Allegro produces single-package Hall effect current sensors with an integrated conductor from something as small as an SO8 for less than 50 A up to a unique package for currents up to 200 A. Even though the rated currents are peak values (and keep that in mind when you are trying to measure AC signals), 200 A must require quite a trace on a PCB. There are unipolar and bipolar versions available; in the case of the latter, the output is biased around the 2.5 V half rail. As with the LEM, the output is analog and has an accuracy of +/-5 percent.
When I suggested tackling this subject in the comments on a previous blog, EE Times member Brian@BDH suggested that I look at the Infineon TLI4970 High-Precision Current Sensor. This device has a very similar front end to the Allegro and LEM parts in that it has an integrated current conductor, and there are parts that will work to +/-50 A. It does not have a magnetic core, so it can claim an accuracy of 1 percent. In contrast to the others, though, this product has an onboard 16-bit analog-to-digital converter and an SPI interface.
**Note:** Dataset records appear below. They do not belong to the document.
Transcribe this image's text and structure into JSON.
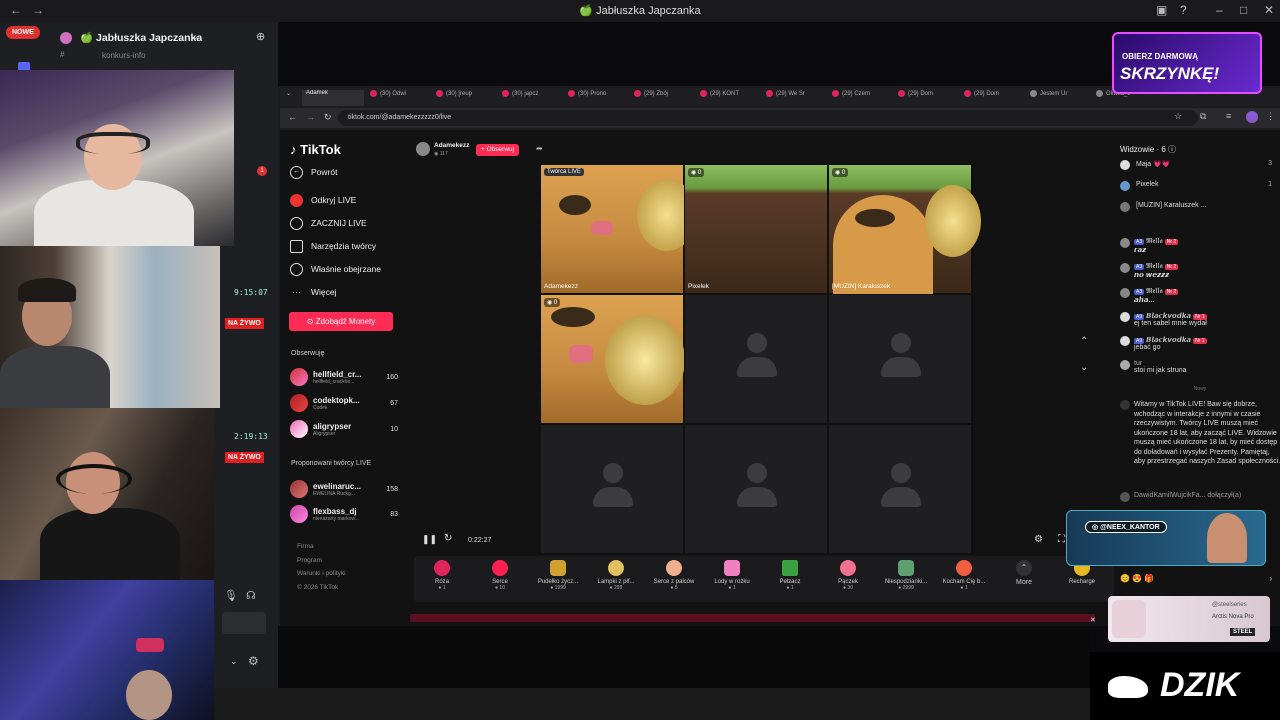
{
  "window": {
    "title": "🍏 Jabłuszka Japczanka"
  },
  "discord": {
    "new_badge": "NOWE",
    "server_title": "🍏 Jabłuszka Japczanka",
    "channel": "konkurs-info",
    "mention_count": "1",
    "times": [
      "9:15:07",
      "2:19:13"
    ],
    "live_label": "NA ŻYWO"
  },
  "tabs": [
    "Adamek",
    "(30) Odwi",
    "(30) [reup",
    "(30) japcz",
    "(30) Prono",
    "(29) Zbój",
    "(29) KONT",
    "(29) We Sr",
    "(29) Czem",
    "(29) Dom",
    "(29) Dom",
    "Jestem Ur",
    "Oliwka_tf"
  ],
  "address": {
    "url": "tiktok.com/@adamekezzzzz0/live"
  },
  "tiktok": {
    "logo": "TikTok",
    "back": "Powrót",
    "nav": [
      "Odkryj LIVE",
      "ZACZNIJ LIVE",
      "Narzędzia twórcy",
      "Właśnie obejrzane",
      "Więcej"
    ],
    "coins_button": "Zdobądź Monety",
    "following_header": "Obserwuję",
    "following": [
      {
        "name": "hellfield_cr...",
        "sub": "hellfield_crackho...",
        "count": "160"
      },
      {
        "name": "codektopk...",
        "sub": "Codek",
        "count": "67"
      },
      {
        "name": "aligrypser",
        "sub": "Aligrypser",
        "count": "10"
      }
    ],
    "suggested_header": "Proponowani twórcy LIVE",
    "suggested": [
      {
        "name": "ewelinaruc...",
        "sub": "EWELINA Ruckg...",
        "count": "158"
      },
      {
        "name": "flexbass_dj",
        "sub": "nienażarty markow...",
        "count": "83"
      }
    ],
    "footer": [
      "Firma",
      "Program",
      "Warunki i polityki",
      "© 2026 TikTok"
    ],
    "streamer": {
      "name": "Adamekezz",
      "viewers": "117",
      "follow_button": "+ Obserwuj"
    },
    "grid_labels": {
      "creator_tag": "Twórca LIVE",
      "c0": "Adamekezz",
      "c1": "Pixelek",
      "c2": "[MUZIN] Karaluszek",
      "zero": "0"
    },
    "timer": "0:22:27",
    "gifts": [
      {
        "name": "Róża",
        "price": "1",
        "color": "#e0245e"
      },
      {
        "name": "Serce",
        "price": "10",
        "color": "#ff2050"
      },
      {
        "name": "Pudełko życz...",
        "price": "1999",
        "color": "#d0a030"
      },
      {
        "name": "Lampki z płf...",
        "price": "299",
        "color": "#e0c060"
      },
      {
        "name": "Serce z palców",
        "price": "5",
        "color": "#f0b090"
      },
      {
        "name": "Lody w rożku",
        "price": "1",
        "color": "#f080c0"
      },
      {
        "name": "Pełzacz",
        "price": "1",
        "color": "#3aa040"
      },
      {
        "name": "Pączek",
        "price": "30",
        "color": "#f07090"
      },
      {
        "name": "Niespodzianki...",
        "price": "2999",
        "color": "#60a070"
      },
      {
        "name": "Kocham Cię b...",
        "price": "1",
        "color": "#f06040"
      }
    ],
    "more": "More",
    "recharge": "Recharge",
    "viewers_header": "Widzowie · 6",
    "top_viewers": [
      {
        "name": "Maja 💗💗",
        "rank": "3"
      },
      {
        "name": "Pixelek",
        "rank": "1"
      },
      {
        "name": "[MUZIN] Karaluszek ...",
        "rank": ""
      }
    ],
    "chat": [
      {
        "user": "𝕸𝖊𝖑𝖑𝖆",
        "lvl": "A3",
        "fan": "Nr 2",
        "msg": "𝙧𝙖𝙯"
      },
      {
        "user": "𝕸𝖊𝖑𝖑𝖆",
        "lvl": "A3",
        "fan": "Nr 2",
        "msg": "𝙣𝙤 𝙬𝙚𝙯𝙯𝙯"
      },
      {
        "user": "𝕸𝖊𝖑𝖑𝖆",
        "lvl": "A3",
        "fan": "Nr 2",
        "msg": "𝙖𝙝𝙖..."
      },
      {
        "user": "𝘽𝙡𝙖𝙘𝙠𝙫𝙤𝙙𝙠𝙖",
        "lvl": "A9",
        "fan": "Nr 1",
        "msg": "ej ten sabel mnie wydał"
      },
      {
        "user": "𝘽𝙡𝙖𝙘𝙠𝙫𝙤𝙙𝙠𝙖",
        "lvl": "A9",
        "fan": "Nr 1",
        "msg": "jebać go"
      },
      {
        "user": "tur",
        "lvl": "",
        "fan": "",
        "msg": "stoi mi jak struna"
      }
    ],
    "divider": "Nowy",
    "welcome": "Witamy w TikTok LIVE! Baw się dobrze, wchodząc w interakcje z innymi w czasie rzeczywistym. Twórcy LIVE muszą mieć ukończone 18 lat, aby zacząć LIVE. Widzowie muszą mieć ukończone 18 lat, by mieć dostęp do doładowań i wysyłać Prezenty. Pamiętaj, aby przestrzegać naszych Zasad społeczności.",
    "joined_user": "DawidKamilWujcikFa...",
    "joined_text": "dołączył(a)"
  },
  "overlays": {
    "promo_top": "OBIERZ DARMOWĄ",
    "promo_main": "SKRZYNKĘ!",
    "neex": "@NEEX_KANTOR",
    "steel_handle": "@steelseries",
    "steel_product": "Arctis Nova Pro",
    "steel_brand": "STEEL",
    "dzik": "DZIK"
  }
}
Unfortunately, neither the data sheet nor the device is readily available (Brian says it should be out January 2014), but it certainly holds a lot of promise.
Now, if you're measuring current, there is a good probability that you will also want to measure power. The Maxim MAX4211 combines a high-side current monitor (needing an external shunt) with a voltage monitor and an analog multiplier to create an analog power output.
This easily segues to single-phase and three-phase power/energy monitors for power meters. I'm not going to go there, partly because I have overstayed my welcome, but more importantly, I have not used any of them, so anything I discuss would be mere conjecture. Let me just say that -- just as with the aforementioned current monitors -- anybody who is anybody in analog ICs probably has at least one IC to address the power measurement market. Look for Analog Devices, Linear Technology, Maxim, Microchip, Cirrus, Silabs, ST, and International Rectifier, just to name a few.
Of course, I have omitted the basic electrics of magnetic interaction between a current and a magnet as used in analog meters, but I don't know of any electronic circuitry that can interface to this technique. Just to wind up, I wanted to point out an interesting lab instrument -- the I-prober 520 -- that will allow you to monitor the current in a trace without interrupting that trace. I have only tried it out once, but it does seem to work.
What have I missed? How do you measure current?